This is not a plug for a Scrum Master training course… I was recently asked to provide some thoughts and recommendations on Scrum Master training for a person who was new to the Scrum Master role. This particular individual knew the basic mechanics of how to do Scrum but needed to take the performance of the team to the next level. I want to share my recommendations with you because I think this is a fairly common situation.
- The biggest problem is that many people don’t understand the full scope of the Scrum Master role. They see it as a passive facilitator role and all you need to know is the mechanics of how to do Scrum. If that’s the way you see it, you can get the standard CSM certificate and call it “done”; I think it is much more than that. (See my recent post on the Scrum Master role):http://managedagile.wordpress.com/2013/08/17/scrum-master-role
- I thought that the standard Certified Scrum Master (CSM) course would be a waste of time and money for this individual unless it is taught by someone really good who goes beyond the basics. Most CSM courses only cover the basic mechanics of Daily Standups, Sprint Reviews, Retrospectives, etc. and that’s a very small fraction of what a good Scrum Master needs to know, in my opinion.
- However, I did think it would be worthwhile for this individual to take an assessment of Scrum Master knowledge without going through the standard CSM course – an assessment exam is relatively inexpensive ($100) and that exam will help validate that the individual has the basic Scrum Master knowledge or not and will help to highlight any areas of weakness. Here’s a link for registering to take the Professional Scrum Master Self-Assessment:http://www.scrum.org/Assessments/Professional-Scrum-Master-Assessments/PSM-I-Assessment
What is needed in many cases is an Advanced Scrum Master training course, but there are very few of those offered. Standard CSM courses are available all over the place, but very few people offer an Advanced Scrum Master course that goes beyond the basics because so many people seem to be content to get the CSM certificate and call it “done”.
A good Scrum Master, in my opinion, is passionate about Agile and doing it with a level of excellence.
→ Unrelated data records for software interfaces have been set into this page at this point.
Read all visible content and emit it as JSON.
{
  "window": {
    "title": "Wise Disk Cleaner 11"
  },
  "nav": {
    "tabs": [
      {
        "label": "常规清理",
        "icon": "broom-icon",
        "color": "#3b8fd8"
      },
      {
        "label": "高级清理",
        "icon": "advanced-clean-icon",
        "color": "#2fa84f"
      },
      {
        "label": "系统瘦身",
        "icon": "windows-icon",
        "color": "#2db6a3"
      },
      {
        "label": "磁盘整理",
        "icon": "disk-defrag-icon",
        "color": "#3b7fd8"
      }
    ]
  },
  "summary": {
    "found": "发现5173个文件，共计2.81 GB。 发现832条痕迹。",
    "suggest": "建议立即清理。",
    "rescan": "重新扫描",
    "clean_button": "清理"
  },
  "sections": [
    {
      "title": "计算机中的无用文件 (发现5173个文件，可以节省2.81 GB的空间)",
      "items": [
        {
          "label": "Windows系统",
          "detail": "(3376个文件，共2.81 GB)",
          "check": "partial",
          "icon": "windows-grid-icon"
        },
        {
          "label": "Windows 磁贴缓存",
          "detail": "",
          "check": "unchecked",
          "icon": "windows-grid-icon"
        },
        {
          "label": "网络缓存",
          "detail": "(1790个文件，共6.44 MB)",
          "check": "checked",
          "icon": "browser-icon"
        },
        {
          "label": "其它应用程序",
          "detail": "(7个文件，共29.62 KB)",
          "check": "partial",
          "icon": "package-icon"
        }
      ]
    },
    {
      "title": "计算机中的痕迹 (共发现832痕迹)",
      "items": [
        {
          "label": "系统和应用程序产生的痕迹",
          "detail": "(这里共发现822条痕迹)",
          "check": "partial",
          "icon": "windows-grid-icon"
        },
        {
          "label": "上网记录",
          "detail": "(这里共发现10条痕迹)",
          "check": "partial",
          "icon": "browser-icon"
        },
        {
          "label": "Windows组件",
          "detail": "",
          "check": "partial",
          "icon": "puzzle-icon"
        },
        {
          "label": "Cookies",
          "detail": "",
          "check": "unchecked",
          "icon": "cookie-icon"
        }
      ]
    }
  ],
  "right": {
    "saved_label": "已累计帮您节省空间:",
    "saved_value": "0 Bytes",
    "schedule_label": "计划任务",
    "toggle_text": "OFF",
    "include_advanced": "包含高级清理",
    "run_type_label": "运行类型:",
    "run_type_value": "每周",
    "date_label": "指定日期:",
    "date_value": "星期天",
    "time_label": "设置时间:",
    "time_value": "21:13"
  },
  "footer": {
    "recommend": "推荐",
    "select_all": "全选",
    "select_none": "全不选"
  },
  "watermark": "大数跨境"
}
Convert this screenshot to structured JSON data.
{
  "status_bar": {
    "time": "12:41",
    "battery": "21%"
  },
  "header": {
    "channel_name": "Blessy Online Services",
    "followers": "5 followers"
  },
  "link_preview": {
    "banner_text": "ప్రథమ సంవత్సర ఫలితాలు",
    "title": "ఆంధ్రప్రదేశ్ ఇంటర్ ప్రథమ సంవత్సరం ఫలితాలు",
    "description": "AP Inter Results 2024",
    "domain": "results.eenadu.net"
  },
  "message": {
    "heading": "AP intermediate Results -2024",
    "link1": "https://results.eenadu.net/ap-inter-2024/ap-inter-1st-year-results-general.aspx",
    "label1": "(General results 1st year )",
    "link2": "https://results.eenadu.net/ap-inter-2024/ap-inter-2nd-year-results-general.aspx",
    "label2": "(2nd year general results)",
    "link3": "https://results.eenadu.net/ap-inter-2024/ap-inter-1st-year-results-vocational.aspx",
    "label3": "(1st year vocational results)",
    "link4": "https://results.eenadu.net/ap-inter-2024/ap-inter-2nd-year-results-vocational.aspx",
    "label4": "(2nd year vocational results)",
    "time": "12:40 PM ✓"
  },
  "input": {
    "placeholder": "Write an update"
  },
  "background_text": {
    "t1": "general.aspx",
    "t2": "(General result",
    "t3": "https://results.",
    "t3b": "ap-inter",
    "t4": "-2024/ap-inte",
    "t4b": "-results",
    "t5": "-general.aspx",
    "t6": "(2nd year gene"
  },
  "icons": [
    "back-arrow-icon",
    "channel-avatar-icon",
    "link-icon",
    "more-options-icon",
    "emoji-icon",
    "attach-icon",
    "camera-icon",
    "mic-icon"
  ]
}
He/she should be somewhat of an evangelist to help others thoroughly integrate Agile/Scrum values, principles, and practices into the way that they work. That’s what is needed, in my opinion. There are many situations like the one I was in where the company was doing the “mechanics” at a basic level and what’s needed is to go beyond that basic level to really dramatically improve the performance of the team. In that kind of situation, you’ve really got to become somewhat of an Agile “zealot” to do it well and one CSM course is not likely to do that.
It requires a strong commitment to ongoing learning and development to become a really good Scrum Master. Essentially, you need to commit yourself to becoming an “Agile Expert”. There are a lot of regularly scheduled Agile events sponsored by Agile groups throughout the world where people share knowledge of what works and what doesn’t work in the real world. Don’t forget that Agile is based on very empirical knowledge… beyond a certain point, there is no textbook that I’m aware of to tell you exactly what to do.
Another course and certification that I think is worthwhile to consider (but not necessarily the first thing to do) would be to get the PMI-ACP certification. ACP stands for “Agile Certified Practitioner” and is a new PMI certification designed primarily for project managers who work in an Agile environment. I have that certification and I think it is worthwhile. Here’s what I like about it:
- I think the PMI-ACP exam is more rigorous than the CSM exam and the certification has some more rigorous experience requirements that the CSM certification doesn’t require
- The PMI-ACP certification takes a broader view of Agile not limited to Scrum and covers other related knowledge areas such as Lean and helps you see the “Big picture” of what Agile is all about; where CSM is really focused on Scrum and the mechanics of how to do Scrum
Both have value…you do need to know the mechanics of how to do Scrum, but it’s also worthwhile to see the “big picture” of Agile as well to better understand the principles and practices at a higher level. You will find information on the PMI-ACP certification here:
I think certifications have value if they’re used in the right way. Some people seem to use them to “punch a ticket” and call it done. I see certifications as part of a program of ongoing learning. They can be useful to calibrate what you know and don’t know, particularly if you do a lot of self-study as I do; but getting a particular certification should rarely be an end in itself.